------ AVAILABLE RECORDS

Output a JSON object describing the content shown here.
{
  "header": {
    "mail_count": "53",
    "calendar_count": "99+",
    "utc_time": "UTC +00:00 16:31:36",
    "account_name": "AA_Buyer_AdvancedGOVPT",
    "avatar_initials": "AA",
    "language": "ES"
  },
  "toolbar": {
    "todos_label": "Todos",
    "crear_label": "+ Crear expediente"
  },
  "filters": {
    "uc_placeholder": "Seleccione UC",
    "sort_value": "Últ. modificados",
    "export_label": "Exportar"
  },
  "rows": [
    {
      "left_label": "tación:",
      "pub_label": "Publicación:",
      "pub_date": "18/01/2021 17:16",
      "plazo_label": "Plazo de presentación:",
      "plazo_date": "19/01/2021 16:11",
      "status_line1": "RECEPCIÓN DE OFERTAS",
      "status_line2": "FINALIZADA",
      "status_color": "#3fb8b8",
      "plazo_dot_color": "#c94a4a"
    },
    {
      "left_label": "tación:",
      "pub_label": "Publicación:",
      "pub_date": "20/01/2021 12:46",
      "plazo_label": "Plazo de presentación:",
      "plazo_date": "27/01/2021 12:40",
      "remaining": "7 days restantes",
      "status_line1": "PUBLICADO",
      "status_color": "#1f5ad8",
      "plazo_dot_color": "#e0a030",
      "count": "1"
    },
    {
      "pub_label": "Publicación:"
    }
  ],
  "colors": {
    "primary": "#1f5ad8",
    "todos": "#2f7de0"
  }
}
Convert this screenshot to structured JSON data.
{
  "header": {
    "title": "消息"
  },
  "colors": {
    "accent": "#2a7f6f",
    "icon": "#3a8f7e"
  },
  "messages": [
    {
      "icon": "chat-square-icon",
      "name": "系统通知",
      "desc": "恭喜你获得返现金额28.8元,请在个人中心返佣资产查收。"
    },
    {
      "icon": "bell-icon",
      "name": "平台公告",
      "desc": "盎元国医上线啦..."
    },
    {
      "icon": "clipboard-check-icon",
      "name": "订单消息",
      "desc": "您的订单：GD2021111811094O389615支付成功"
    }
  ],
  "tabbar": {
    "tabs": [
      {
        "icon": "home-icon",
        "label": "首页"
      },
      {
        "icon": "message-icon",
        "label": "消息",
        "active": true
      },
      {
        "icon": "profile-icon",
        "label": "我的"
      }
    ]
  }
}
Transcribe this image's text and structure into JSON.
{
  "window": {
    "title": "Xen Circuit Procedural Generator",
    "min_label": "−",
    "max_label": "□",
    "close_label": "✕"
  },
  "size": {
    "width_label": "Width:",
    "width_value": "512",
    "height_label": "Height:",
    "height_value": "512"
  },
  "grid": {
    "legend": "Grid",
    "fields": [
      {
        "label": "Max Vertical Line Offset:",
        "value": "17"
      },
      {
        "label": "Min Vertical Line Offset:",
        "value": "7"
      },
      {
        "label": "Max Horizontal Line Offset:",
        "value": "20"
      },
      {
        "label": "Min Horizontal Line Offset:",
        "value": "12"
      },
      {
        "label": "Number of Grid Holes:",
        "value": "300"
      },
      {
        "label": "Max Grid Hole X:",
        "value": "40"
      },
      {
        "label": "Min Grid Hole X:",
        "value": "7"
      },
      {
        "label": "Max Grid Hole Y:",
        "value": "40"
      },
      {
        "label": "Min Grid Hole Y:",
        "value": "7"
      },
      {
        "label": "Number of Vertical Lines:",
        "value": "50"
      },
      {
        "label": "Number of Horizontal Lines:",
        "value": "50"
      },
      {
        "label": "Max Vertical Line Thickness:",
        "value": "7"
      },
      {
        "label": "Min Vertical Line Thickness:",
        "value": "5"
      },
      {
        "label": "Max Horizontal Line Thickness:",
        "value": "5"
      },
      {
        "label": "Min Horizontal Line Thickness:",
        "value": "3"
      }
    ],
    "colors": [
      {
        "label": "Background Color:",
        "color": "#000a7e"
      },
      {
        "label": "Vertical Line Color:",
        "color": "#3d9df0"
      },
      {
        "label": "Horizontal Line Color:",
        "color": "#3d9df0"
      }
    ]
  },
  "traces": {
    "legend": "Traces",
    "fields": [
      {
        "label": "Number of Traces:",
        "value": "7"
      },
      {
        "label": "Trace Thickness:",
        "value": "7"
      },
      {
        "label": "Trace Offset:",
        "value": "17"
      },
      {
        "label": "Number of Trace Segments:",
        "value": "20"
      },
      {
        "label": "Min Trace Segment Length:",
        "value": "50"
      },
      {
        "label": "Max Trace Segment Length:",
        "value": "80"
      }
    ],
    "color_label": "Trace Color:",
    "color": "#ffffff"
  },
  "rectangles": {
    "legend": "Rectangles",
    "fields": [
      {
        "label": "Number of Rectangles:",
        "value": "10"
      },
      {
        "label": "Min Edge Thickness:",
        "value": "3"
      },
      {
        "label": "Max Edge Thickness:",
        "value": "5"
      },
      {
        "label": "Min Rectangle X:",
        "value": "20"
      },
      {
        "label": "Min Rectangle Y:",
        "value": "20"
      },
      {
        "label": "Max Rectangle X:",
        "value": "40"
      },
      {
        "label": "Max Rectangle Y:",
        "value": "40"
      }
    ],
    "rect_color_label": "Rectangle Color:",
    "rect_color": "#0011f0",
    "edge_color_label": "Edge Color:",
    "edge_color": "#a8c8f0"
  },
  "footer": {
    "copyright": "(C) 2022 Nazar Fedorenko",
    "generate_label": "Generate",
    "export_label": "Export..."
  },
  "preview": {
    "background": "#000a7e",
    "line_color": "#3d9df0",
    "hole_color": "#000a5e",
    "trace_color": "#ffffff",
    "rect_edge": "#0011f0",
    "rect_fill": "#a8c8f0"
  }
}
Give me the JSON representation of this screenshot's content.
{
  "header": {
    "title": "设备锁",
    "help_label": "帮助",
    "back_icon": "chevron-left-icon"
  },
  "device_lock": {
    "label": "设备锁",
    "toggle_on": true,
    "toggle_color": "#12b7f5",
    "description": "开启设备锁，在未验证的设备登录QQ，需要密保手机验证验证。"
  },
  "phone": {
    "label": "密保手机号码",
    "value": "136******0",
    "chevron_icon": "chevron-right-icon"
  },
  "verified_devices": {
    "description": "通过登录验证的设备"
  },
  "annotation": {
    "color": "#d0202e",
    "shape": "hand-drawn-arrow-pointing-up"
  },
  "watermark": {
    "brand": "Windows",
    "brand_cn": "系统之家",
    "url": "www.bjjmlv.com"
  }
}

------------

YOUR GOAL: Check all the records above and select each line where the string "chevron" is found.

RESPONSE:
    "back_icon": "chevron-left-icon"
    "chevron_icon": "chevron-right-icon"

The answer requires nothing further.